A CMS’s user-friendly interface is one of its most significant benefits, making content creation and publishing a breeze. You don’t need to be a tech guru or a coding whiz to manage your website content or cross-channel experiences. With a CMS, creating and editing web pages, blog posts, articles, and other content types becomes a straightforward process. This leaves you free to concentrate on crafting high-quality, creative content, without the stress of web development technicalities. It also liberates developers to focus on more complex tasks, as they’re no longer inundated with a backlog of content updates.

2. Streamlined workflow and collaboration

A CMS acts as a centralized platform for businesses and teams authoring content, streamlining the entire workflow. It enables multiple users to collaborate effectively from any location, work concurrently on different website sections, and manage content approval processes. While marketers are busy creating content, developers can simultaneously add custom code. A CMS also assigns designated roles and permissions to content creators, editors, and administrators, ensuring everyone can contribute effectively while preserving content integrity.

3. Integrated search engine optimization (SEO) tools

In the competitive digital landscape, optimizing your website for search engines is vital to enhance visibility and attract organic traffic. Many CMS platforms come equipped with built-in SEO features or plugins that simplify the process of optimizing your content for search engines. From customizable meta tags and URLs to XML sitemaps and canonicalization, a CMS can bolster your website’s SEO performance, making it more discoverable to potential visitors.

4. Effective content organization and management

As your content needs grow, managing a large volume of content can become a daunting task. A CMS provides robust tools for content organization and management. You can categorize content using tags, labels, or metadata, making it easier to search, filter, and retrieve information when needed. A well-structured CMS also offers features such as content scheduling, version control, and archiving, enabling you to manage and update your content effectively over time.

5. Consistent branding and design

Maintaining a consistent brand image and design across your website and other channels is crucial for building a recognizable and professional online presence. A CMS offers templates, themes, and design elements that can be easily customized to align with your brand guidelines. By using predefined layouts and styles, you can ensure a consistent look and feel throughout your website and on content pushed to associated channels, reinforcing your brand identity and enhancing user experience.

6. Scalability and flexibility

A CMS empowers you to add new pages, sections, and functionalities without significant technical overhead.
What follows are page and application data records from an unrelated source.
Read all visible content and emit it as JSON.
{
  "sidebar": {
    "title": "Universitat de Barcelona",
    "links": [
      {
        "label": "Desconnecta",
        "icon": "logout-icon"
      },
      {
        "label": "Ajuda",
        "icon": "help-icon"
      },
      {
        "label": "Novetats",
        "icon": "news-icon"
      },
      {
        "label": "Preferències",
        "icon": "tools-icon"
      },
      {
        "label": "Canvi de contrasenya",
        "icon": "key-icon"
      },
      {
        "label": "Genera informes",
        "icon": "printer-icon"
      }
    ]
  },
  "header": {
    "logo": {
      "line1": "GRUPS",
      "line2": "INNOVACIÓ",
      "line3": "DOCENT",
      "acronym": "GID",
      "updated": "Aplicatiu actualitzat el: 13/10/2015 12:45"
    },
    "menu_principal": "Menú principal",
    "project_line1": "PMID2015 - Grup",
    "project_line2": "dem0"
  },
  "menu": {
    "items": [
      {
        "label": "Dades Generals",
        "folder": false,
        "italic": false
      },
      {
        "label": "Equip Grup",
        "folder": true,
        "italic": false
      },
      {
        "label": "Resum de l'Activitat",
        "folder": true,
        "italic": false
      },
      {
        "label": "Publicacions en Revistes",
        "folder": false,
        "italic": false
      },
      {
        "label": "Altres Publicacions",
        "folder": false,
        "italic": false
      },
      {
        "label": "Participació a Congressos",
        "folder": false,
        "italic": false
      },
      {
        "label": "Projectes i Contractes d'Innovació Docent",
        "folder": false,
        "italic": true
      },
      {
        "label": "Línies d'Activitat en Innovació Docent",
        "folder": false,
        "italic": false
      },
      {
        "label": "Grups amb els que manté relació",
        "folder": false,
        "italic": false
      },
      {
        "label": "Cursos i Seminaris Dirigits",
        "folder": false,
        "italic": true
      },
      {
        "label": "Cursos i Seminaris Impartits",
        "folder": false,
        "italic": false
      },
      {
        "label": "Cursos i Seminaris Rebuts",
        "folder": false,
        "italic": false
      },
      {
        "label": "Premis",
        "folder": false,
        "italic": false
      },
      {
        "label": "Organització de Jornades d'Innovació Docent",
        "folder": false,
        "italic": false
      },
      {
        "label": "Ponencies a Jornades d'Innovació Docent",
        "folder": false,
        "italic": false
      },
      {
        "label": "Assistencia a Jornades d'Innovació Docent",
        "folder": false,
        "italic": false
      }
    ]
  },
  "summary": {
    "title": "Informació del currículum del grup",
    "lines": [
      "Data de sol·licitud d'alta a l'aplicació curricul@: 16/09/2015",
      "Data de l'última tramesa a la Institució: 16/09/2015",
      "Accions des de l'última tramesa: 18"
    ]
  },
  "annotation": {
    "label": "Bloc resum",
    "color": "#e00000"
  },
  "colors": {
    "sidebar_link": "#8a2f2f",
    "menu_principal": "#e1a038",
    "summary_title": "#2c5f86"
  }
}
You can expand your website’s capabilities by integrating plugins, extensions, or modules provided by the CMS ecosystem. This flexibility allows you to adapt and scale your online presence as your business expands.

While every CMS has its unique selling points, they all aim to simplify the process of creating, managing, and publishing digital content. Some CMS platforms are designed as website builders, while others offer a comprehensive suite of features, including customizable templates, drag-and-drop interfaces, and cloud-based infrastructure for secure, scalable management.

Choosing the right CMS for your business depends on your team’s specific needs and content objectives. When assessing a CMS, look for the following key factors:

There’s a wide array of CMS platforms available. Here are some of the most popular ones:

Getting started with the right CMS

In the digital landscape, delivering personalized content at scale can be a daunting task, especially when collaboration between marketing and IT teams is hindered by technological limitations. This could potentially stifle your company’s growth. Hence, it’s crucial to future-proof your content strategy with a CMS that’s both agile and adaptable.

Adobe Experience Management Sites is a content management system that makes delivering personalized content to your audience in their most significant moments a reality, regardless of your team’s size.

With Experience Manager Sites, your team can:

Three benefits of a CMS and corresponding icons

Discover Adobe Experience Manager Sites in action.